▶ _The task_
Any image in the records is to be dropped, and everything else duplicated precisely.
----
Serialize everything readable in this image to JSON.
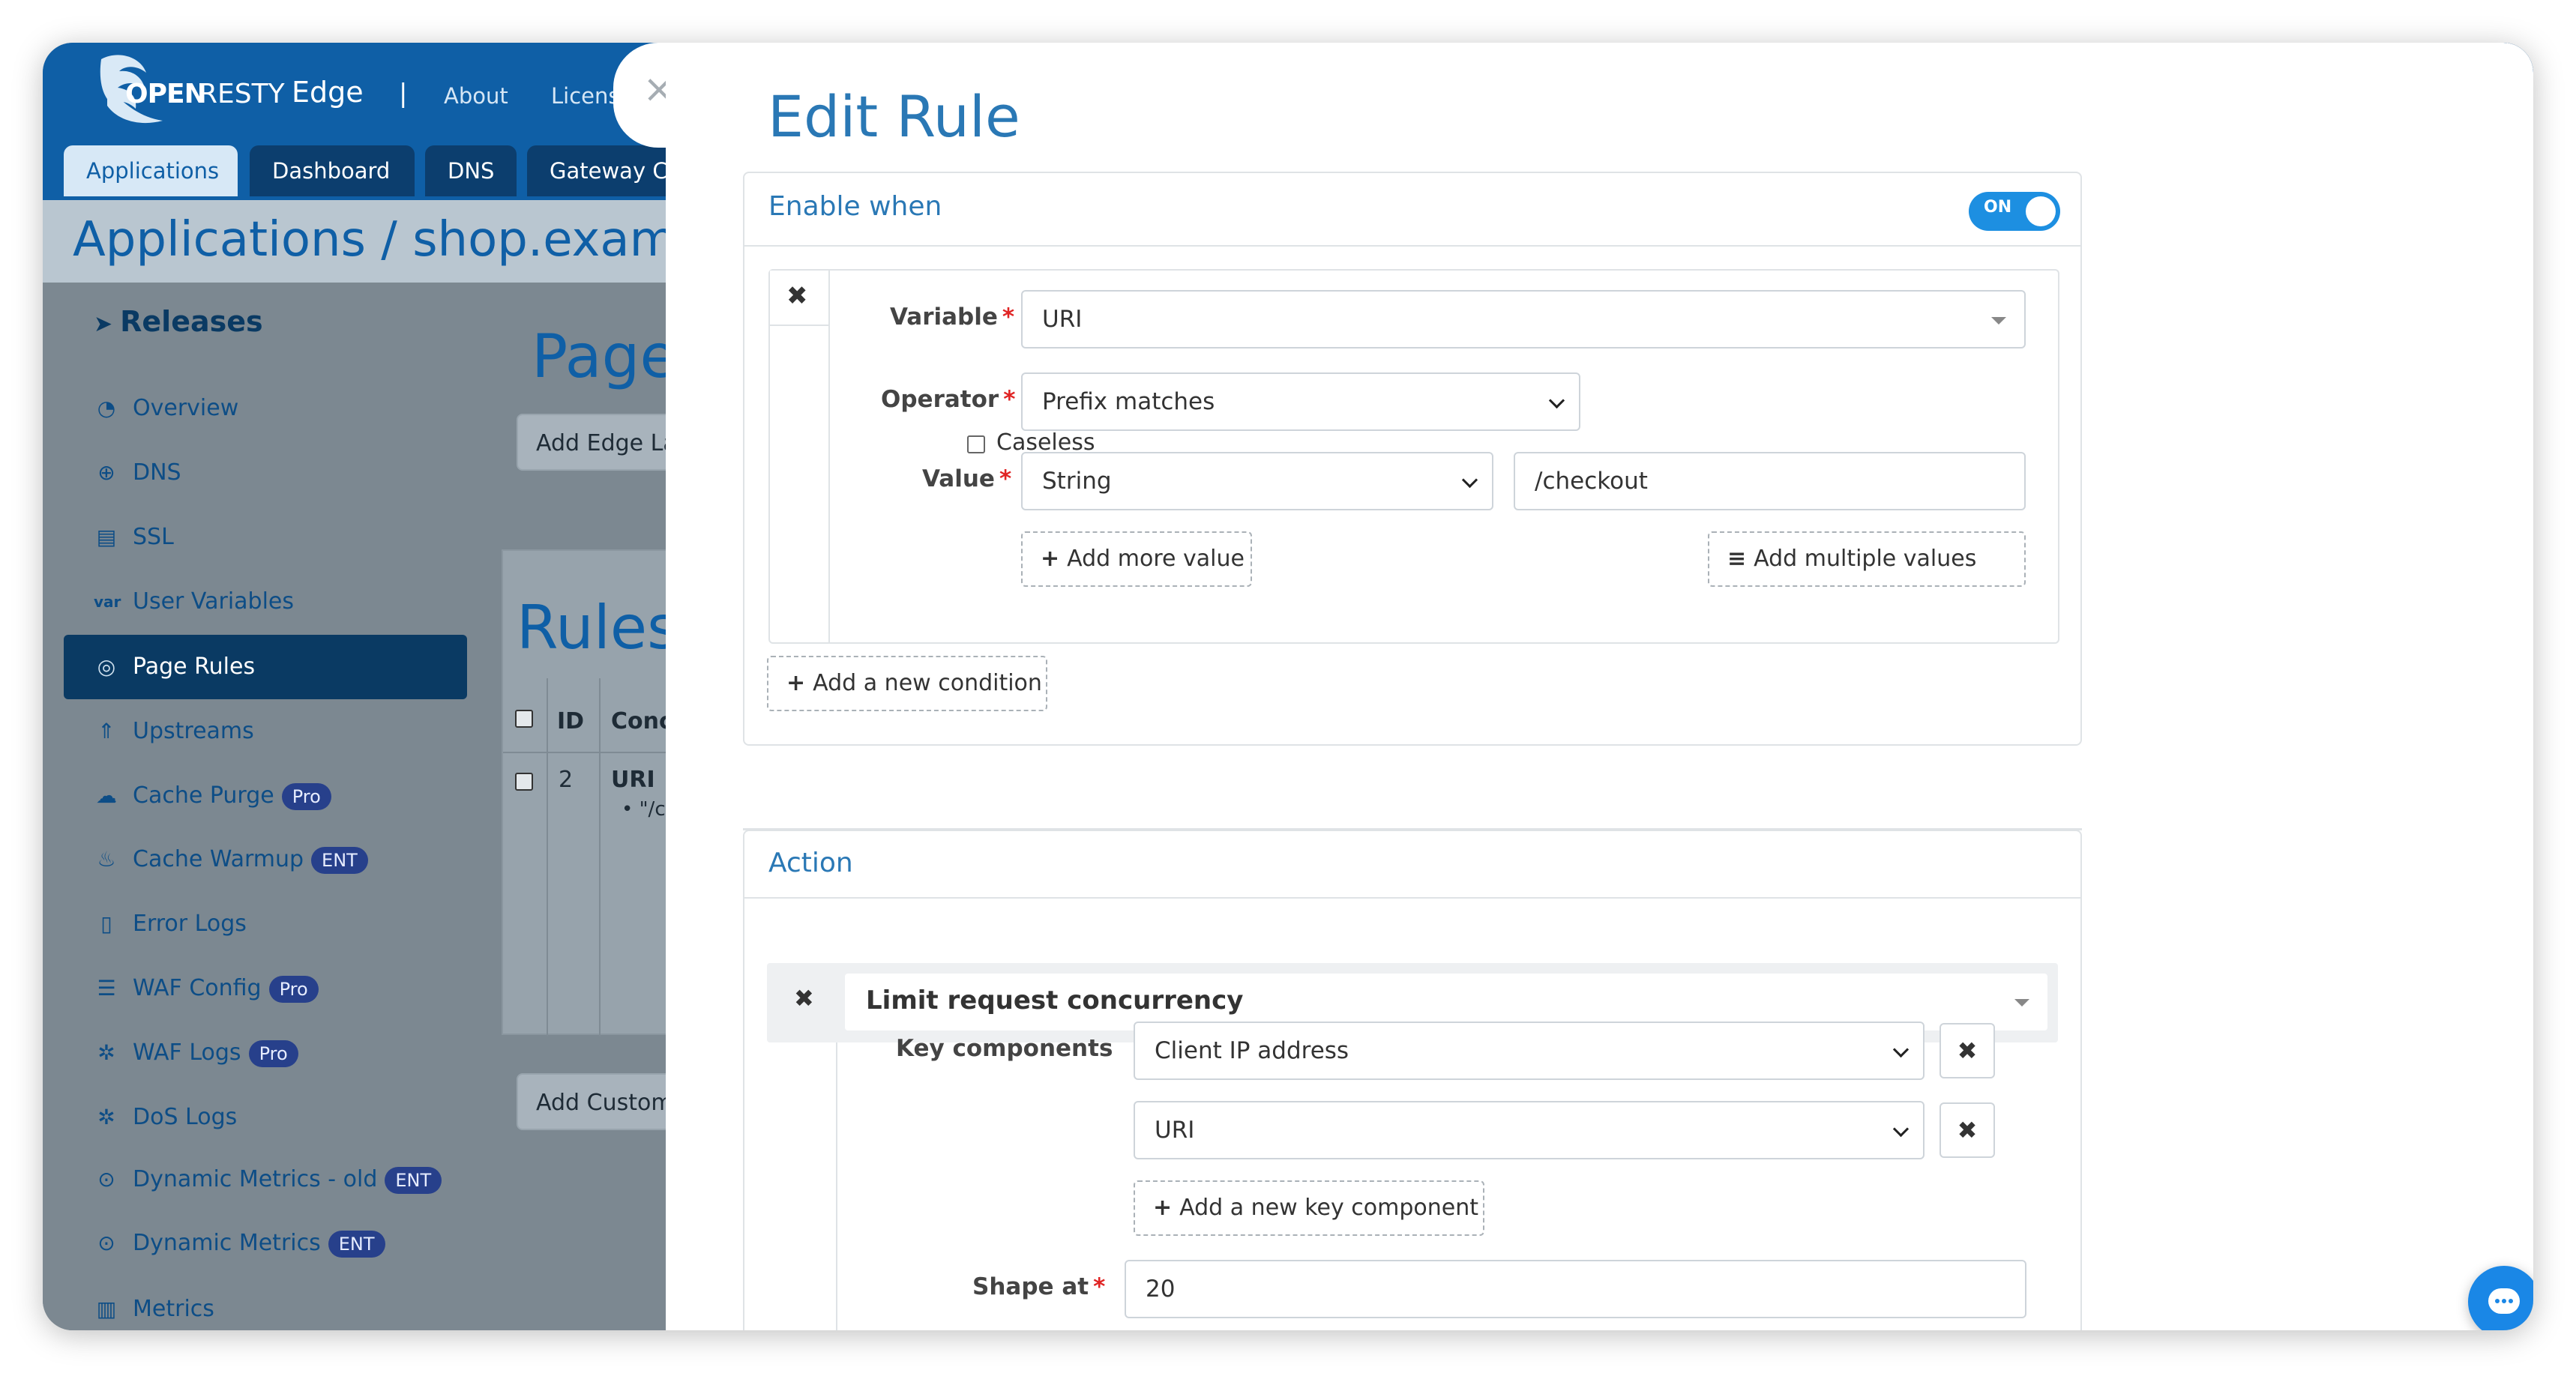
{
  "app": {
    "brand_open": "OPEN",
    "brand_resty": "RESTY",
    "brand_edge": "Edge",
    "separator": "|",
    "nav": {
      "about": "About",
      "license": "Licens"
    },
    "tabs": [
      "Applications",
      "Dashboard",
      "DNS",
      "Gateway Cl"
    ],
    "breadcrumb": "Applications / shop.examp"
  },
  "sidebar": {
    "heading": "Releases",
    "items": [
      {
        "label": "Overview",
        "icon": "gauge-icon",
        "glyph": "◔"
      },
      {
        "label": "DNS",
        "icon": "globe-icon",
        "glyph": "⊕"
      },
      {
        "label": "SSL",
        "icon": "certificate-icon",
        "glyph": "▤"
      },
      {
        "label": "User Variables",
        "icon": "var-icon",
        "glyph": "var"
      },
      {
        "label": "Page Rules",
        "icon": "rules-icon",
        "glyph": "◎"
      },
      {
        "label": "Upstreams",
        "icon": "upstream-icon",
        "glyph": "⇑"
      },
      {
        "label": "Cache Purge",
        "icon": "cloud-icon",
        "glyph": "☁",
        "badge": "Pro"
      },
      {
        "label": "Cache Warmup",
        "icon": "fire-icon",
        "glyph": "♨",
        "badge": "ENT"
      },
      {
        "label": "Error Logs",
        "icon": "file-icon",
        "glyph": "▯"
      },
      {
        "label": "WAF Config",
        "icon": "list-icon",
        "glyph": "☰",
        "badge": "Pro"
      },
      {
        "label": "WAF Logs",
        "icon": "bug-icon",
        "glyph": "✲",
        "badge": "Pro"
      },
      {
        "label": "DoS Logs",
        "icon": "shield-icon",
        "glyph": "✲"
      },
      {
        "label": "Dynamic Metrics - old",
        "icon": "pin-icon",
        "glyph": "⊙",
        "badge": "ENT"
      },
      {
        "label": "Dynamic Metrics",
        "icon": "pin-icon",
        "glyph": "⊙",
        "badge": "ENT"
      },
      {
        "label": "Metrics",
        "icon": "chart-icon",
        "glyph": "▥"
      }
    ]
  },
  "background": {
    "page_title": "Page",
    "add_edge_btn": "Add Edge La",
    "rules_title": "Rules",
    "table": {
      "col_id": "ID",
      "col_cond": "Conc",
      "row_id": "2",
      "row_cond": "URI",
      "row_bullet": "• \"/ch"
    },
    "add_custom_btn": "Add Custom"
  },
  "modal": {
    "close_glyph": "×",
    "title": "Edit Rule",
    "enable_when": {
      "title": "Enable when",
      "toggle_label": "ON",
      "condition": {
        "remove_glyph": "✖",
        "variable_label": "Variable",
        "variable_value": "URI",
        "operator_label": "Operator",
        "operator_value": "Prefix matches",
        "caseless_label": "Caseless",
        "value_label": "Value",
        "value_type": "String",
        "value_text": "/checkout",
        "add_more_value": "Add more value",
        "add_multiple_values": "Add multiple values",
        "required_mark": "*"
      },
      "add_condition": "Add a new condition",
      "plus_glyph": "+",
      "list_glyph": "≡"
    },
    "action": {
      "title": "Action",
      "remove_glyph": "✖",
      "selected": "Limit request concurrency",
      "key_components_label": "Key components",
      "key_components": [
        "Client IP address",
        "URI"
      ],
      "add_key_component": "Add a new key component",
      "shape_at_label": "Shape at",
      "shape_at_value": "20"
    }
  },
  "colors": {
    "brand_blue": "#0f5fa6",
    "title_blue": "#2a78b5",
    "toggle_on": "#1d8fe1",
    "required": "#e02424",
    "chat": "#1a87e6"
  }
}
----
▶ _Your response_
Serialize everything readable in this image to JSON.
{
  "app": {
    "brand_open": "OPEN",
    "brand_resty": "RESTY",
    "brand_edge": "Edge",
    "separator": "|",
    "nav": {
      "about": "About",
      "license": "Licens"
    },
    "tabs": [
      "Applications",
      "Dashboard",
      "DNS",
      "Gateway Cl"
    ],
    "breadcrumb": "Applications / shop.examp"
  },
  "sidebar": {
    "heading": "Releases",
    "items": [
      {
        "label": "Overview",
        "icon": "gauge-icon",
        "glyph": "◔"
      },
      {
        "label": "DNS",
        "icon": "globe-icon",
        "glyph": "⊕"
      },
      {
        "label": "SSL",
        "icon": "certificate-icon",
        "glyph": "▤"
      },
      {
        "label": "User Variables",
        "icon": "var-icon",
        "glyph": "var"
      },
      {
        "label": "Page Rules",
        "icon": "rules-icon",
        "glyph": "◎"
      },
      {
        "label": "Upstreams",
        "icon": "upstream-icon",
        "glyph": "⇑"
      },
      {
        "label": "Cache Purge",
        "icon": "cloud-icon",
        "glyph": "☁",
        "badge": "Pro"
      },
      {
        "label": "Cache Warmup",
        "icon": "fire-icon",
        "glyph": "♨",
        "badge": "ENT"
      },
      {
        "label": "Error Logs",
        "icon": "file-icon",
        "glyph": "▯"
      },
      {
        "label": "WAF Config",
        "icon": "list-icon",
        "glyph": "☰",
        "badge": "Pro"
      },
      {
        "label": "WAF Logs",
        "icon": "bug-icon",
        "glyph": "✲",
        "badge": "Pro"
      },
      {
        "label": "DoS Logs",
        "icon": "shield-icon",
        "glyph": "✲"
      },
      {
        "label": "Dynamic Metrics - old",
        "icon": "pin-icon",
        "glyph": "⊙",
        "badge": "ENT"
      },
      {
        "label": "Dynamic Metrics",
        "icon": "pin-icon",
        "glyph": "⊙",
        "badge": "ENT"
      },
      {
        "label": "Metrics",
        "icon": "chart-icon",
        "glyph": "▥"
      }
    ]
  },
  "background": {
    "page_title": "Page",
    "add_edge_btn": "Add Edge La",
    "rules_title": "Rules",
    "table": {
      "col_id": "ID",
      "col_cond": "Conc",
      "row_id": "2",
      "row_cond": "URI",
      "row_bullet": "• \"/ch"
    },
    "add_custom_btn": "Add Custom"
  },
  "modal": {
    "close_glyph": "×",
    "title": "Edit Rule",
    "enable_when": {
      "title": "Enable when",
      "toggle_label": "ON",
      "condition": {
        "remove_glyph": "✖",
        "variable_label": "Variable",
        "variable_value": "URI",
        "operator_label": "Operator",
        "operator_value": "Prefix matches",
        "caseless_label": "Caseless",
        "value_label": "Value",
        "value_type": "String",
        "value_text": "/checkout",
        "add_more_value": "Add more value",
        "add_multiple_values": "Add multiple values",
        "required_mark": "*"
      },
      "add_condition": "Add a new condition",
      "plus_glyph": "+",
      "list_glyph": "≡"
    },
    "action": {
      "title": "Action",
      "remove_glyph": "✖",
      "selected": "Limit request concurrency",
      "key_components_label": "Key components",
      "key_components": [
        "Client IP address",
        "URI"
      ],
      "add_key_component": "Add a new key component",
      "shape_at_label": "Shape at",
      "shape_at_value": "20"
    }
  },
  "colors": {
    "brand_blue": "#0f5fa6",
    "title_blue": "#2a78b5",
    "toggle_on": "#1d8fe1",
    "required": "#e02424",
    "chat": "#1a87e6"
  }
}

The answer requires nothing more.